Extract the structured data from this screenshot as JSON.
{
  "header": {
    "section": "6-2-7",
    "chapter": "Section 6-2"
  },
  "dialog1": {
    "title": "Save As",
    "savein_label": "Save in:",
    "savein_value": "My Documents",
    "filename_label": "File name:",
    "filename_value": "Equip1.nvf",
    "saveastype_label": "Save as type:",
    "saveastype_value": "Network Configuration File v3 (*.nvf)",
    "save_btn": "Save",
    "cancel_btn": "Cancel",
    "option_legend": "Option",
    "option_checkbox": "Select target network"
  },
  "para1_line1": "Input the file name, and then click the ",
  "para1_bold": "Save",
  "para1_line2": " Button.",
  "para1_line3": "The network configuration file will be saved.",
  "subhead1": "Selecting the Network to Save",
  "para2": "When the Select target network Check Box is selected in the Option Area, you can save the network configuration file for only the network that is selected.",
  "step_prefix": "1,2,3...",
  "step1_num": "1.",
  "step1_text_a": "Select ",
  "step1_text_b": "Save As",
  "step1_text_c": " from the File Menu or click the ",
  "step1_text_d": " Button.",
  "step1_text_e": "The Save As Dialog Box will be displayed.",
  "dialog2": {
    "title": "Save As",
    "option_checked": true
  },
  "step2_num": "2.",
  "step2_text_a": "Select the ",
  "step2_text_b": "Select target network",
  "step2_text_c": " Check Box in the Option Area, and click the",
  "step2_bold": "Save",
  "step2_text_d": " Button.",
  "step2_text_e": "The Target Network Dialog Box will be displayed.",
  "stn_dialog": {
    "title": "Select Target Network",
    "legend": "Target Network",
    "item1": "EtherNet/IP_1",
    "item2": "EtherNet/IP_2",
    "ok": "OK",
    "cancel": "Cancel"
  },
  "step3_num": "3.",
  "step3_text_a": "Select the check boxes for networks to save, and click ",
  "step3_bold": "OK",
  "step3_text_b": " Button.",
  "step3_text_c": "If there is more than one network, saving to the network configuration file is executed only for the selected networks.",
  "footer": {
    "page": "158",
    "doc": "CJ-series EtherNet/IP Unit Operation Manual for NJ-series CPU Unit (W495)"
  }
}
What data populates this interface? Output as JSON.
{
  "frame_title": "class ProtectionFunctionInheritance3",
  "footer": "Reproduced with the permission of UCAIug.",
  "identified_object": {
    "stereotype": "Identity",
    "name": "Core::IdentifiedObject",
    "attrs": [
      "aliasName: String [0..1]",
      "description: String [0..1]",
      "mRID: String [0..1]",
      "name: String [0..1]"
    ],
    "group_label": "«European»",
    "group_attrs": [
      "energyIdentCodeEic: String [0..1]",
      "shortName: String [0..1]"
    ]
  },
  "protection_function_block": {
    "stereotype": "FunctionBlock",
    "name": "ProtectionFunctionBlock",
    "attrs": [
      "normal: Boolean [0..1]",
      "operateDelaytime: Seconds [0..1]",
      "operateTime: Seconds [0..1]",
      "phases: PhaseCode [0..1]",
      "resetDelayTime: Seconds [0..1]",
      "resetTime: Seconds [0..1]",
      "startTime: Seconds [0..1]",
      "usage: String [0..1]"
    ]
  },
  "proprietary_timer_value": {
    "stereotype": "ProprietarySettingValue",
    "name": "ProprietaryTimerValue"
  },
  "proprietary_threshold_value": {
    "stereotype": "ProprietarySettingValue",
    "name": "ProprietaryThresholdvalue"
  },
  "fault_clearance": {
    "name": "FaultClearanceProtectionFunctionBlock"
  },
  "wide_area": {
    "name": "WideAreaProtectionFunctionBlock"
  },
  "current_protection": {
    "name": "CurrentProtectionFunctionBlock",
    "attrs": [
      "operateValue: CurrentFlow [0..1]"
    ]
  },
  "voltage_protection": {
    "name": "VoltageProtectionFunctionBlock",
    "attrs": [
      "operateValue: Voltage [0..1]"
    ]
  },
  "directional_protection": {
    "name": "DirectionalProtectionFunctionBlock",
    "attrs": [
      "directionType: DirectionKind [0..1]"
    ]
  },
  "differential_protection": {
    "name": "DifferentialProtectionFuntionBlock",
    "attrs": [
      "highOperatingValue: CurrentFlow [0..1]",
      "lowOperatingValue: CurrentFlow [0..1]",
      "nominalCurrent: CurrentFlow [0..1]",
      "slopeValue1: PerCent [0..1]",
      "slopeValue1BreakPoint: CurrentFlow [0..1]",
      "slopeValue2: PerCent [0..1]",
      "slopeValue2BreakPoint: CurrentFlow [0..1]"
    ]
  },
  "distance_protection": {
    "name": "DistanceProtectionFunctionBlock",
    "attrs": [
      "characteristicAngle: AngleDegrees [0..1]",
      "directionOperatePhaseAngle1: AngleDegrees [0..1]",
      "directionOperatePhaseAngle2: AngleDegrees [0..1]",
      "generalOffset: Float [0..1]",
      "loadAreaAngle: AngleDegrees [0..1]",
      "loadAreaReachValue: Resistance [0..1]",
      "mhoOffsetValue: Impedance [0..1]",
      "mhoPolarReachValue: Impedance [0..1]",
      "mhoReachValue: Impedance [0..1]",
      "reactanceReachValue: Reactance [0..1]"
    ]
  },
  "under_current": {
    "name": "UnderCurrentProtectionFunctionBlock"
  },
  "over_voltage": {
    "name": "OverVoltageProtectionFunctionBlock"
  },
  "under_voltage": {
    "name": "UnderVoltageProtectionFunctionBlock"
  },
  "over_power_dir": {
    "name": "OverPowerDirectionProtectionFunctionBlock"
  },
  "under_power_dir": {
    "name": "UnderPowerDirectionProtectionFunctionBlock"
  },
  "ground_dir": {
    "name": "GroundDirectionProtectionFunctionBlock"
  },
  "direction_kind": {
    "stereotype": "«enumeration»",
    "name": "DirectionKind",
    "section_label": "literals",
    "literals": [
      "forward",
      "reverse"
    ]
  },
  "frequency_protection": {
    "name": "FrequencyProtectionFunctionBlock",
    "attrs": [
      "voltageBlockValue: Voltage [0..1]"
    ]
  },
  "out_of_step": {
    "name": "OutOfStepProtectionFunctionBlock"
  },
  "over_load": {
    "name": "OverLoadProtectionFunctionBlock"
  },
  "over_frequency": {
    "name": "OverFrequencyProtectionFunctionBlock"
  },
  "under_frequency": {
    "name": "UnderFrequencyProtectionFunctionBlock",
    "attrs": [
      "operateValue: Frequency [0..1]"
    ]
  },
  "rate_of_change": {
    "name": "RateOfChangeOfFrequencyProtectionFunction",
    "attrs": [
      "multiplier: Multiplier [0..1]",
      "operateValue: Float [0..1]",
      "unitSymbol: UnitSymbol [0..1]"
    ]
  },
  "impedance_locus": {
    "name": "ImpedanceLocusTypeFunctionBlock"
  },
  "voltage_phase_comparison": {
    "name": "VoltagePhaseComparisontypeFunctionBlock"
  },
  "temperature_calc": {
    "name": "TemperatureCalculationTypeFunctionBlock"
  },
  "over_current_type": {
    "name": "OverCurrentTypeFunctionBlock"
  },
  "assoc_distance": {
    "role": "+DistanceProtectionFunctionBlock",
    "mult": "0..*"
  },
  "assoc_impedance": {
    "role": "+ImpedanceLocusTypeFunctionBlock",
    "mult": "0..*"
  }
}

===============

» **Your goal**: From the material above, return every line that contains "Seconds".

» **Exercise solution**:
      "operateDelaytime: Seconds [0..1]",
      "operateTime: Seconds [0..1]",
      "resetDelayTime: Seconds [0..1]",
      "resetTime: Seconds [0..1]",
      "startTime: Seconds [0..1]",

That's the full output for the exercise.